9) How many resources (People) did the company allocate to the start up of the project?

A

1-3

D. 10-12

B.

4-6

E.

13-15

c.

7-9

F.

> 16

10) Did the company use teams to drive the initiative?

A. Yes

B.

No

11) How many months did it take the company to reach their goal of inventory accuracy?

A.

1-3

D.

10-12

G.

19-21

B.

4-6

E.

13-15

H.

22-24

C.

7-9

F.

16-18

I.

>24

Cycle Counting Techniques

12) Which cycle counting techniques are utilized at your facility?

A. Control Group

D. Product Group Counting

B.

Location Counting

E.

Random Selection Counting

C.

Transactional Counting

F.

Other (Briefly Explain)

Inventory Accuracy

13) What was the company's inventory accuracy rating at the beginning of implementation?

A.

10%-20%

D. 41%-50%

G.

71%-80%

B.

21%-30%

E.

51%-60%

H.

81%-90%

C.

31%-40%

F.

61%-70%

I.

91%-100%

!!!!!!!!!~======================================--~---

l

14) What is the company,s current inventory accuracy rating?

A

55%-60%

D. 71%-75%

G.

86%-90%

B.

61%-65%

E. 76%-80%

H. 91%-95%

c. 66%-70%

F. 81%-85%

I. 96%- 100%

Inventory Levels

15) How much inventory (in dollars) did the company carry prior to implementation?
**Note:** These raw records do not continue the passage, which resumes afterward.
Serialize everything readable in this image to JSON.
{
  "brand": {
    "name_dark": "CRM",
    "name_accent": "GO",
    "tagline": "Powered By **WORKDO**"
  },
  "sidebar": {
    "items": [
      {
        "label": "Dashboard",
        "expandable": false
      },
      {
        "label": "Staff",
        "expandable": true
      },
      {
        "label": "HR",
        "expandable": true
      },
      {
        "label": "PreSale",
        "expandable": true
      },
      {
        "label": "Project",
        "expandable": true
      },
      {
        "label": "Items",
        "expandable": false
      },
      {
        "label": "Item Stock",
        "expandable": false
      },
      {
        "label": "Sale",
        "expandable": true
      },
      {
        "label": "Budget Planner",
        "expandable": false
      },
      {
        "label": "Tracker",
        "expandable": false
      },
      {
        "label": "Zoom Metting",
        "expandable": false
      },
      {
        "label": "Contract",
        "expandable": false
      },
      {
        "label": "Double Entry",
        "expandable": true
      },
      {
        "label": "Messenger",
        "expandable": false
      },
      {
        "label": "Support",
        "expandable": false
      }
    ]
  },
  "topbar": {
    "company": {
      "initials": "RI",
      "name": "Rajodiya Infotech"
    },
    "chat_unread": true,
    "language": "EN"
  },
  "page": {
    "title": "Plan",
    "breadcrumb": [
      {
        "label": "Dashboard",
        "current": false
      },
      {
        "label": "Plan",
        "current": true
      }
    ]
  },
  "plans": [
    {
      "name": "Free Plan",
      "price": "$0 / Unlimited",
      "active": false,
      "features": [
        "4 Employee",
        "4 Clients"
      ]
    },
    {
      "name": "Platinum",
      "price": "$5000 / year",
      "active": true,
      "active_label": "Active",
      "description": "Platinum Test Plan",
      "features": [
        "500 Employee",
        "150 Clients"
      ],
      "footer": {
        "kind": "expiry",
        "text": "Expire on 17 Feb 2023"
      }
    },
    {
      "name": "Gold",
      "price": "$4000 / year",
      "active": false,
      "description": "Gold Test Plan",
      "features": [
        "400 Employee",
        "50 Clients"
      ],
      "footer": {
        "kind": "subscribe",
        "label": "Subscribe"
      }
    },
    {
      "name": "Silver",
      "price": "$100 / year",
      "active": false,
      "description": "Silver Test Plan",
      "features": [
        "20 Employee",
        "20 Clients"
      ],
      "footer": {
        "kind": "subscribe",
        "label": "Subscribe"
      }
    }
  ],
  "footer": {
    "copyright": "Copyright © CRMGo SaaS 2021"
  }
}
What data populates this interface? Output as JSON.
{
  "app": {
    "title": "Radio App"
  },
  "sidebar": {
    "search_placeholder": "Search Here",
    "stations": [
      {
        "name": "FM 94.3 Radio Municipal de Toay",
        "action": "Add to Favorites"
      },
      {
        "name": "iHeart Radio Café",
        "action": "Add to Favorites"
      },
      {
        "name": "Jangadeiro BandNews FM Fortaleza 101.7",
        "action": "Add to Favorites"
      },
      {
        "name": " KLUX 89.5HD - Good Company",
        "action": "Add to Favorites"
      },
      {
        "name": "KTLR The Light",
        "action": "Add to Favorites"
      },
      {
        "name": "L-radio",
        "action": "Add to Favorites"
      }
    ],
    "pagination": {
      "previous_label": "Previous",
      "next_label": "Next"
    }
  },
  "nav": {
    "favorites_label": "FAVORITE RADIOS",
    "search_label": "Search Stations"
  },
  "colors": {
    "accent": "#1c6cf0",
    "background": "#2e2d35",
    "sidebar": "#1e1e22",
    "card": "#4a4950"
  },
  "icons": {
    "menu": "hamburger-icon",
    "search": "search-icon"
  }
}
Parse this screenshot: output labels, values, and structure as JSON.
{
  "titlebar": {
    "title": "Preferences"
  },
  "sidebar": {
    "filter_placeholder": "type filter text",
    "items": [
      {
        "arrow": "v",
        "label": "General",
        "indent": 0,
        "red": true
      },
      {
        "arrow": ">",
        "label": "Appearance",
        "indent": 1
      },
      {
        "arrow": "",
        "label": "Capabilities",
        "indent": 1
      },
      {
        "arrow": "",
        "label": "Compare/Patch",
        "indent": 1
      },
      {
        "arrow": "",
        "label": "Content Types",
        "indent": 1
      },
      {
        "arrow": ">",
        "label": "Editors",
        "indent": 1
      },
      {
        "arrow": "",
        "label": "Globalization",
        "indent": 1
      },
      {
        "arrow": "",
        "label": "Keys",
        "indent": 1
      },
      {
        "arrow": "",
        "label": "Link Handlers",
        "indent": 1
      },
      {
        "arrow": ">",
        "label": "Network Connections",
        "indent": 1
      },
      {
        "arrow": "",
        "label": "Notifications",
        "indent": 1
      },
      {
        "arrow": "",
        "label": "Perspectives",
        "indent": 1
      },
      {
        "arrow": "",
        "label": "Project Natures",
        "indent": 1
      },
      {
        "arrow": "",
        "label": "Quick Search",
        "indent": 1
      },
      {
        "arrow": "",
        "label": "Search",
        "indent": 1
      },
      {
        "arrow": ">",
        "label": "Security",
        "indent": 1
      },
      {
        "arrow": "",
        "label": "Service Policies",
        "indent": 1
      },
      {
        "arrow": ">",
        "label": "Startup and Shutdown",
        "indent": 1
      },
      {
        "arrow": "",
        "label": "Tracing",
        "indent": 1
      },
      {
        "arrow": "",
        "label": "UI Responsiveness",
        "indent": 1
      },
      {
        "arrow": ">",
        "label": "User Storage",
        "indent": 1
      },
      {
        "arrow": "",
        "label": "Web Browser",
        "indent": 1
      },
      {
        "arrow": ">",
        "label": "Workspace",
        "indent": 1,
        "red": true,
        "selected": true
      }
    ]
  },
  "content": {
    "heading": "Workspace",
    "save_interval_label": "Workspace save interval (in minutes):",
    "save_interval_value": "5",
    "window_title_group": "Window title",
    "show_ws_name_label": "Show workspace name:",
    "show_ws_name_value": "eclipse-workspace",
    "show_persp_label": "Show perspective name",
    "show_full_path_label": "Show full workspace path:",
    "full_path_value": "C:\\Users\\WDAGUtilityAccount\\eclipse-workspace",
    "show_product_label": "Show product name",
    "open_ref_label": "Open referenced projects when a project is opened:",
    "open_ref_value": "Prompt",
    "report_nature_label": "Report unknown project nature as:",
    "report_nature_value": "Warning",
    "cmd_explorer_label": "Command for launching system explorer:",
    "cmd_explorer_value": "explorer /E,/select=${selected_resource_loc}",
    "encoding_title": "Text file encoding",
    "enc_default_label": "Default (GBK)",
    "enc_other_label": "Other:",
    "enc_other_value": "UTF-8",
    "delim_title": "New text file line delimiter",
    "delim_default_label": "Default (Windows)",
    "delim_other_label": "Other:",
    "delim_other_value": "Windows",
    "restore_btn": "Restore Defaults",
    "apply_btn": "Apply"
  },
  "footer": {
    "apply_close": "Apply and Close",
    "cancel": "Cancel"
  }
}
(In Thousands of Dollars)

A

< 100-200

D. 400-500

G.

700-800

B.

200-300

E. 500-600

H.

800-900

C.

300-400

F. 600-700

I.

>900

16) How many annual inventory turns does the company currently have?

(In Thousands ofDollars)

A.

< 100-200

D. 400-500

G.

700-800

B.

200-300

E. 500-600

H.

800-900

C.

300-400

F. 600-700

I.

> 900

On-time Delivery

17) What was the company's on-time delivery rating before implementation?

A

55%-60%

D.

71%-75%

G. 86%-90%

B.

61%-65%

E. 76%-80%

H. 91%-95%

C.

66%-70%

F. 81%-85%

I. 96%-100%

18) What was the company's on-time delivery rating after implementation?

A.

55%-60%

D. 71%-75%

G.

86%-90%

B.

61%-65%

E.

76%-80%

H.

91%-95%

C.

66%-70%

F.

81%-85%

I.

96%- 100%

Appendix£

Survey Responses

 

Subjects

A

B

c

D

E

F

G

H

 

1

E

F

A

B

D

A

A

A

2

I

I

I

I

H

F

A

I

3

F

A

B

B

I

A

B

B

4

A

A

B

A

A

B

B

B

5

D

B

 

A

F

     

6

A

A

B

B

A

B

B

A

7

c

c

   

F

   

E

II)

8

c

c

   

A

   

c

c:

0

                 

~

CD

9

A

A

B

A

::I

                 

a

10

B

B

A

B

11

I

0

   

F

   

B

12

E

E

E

B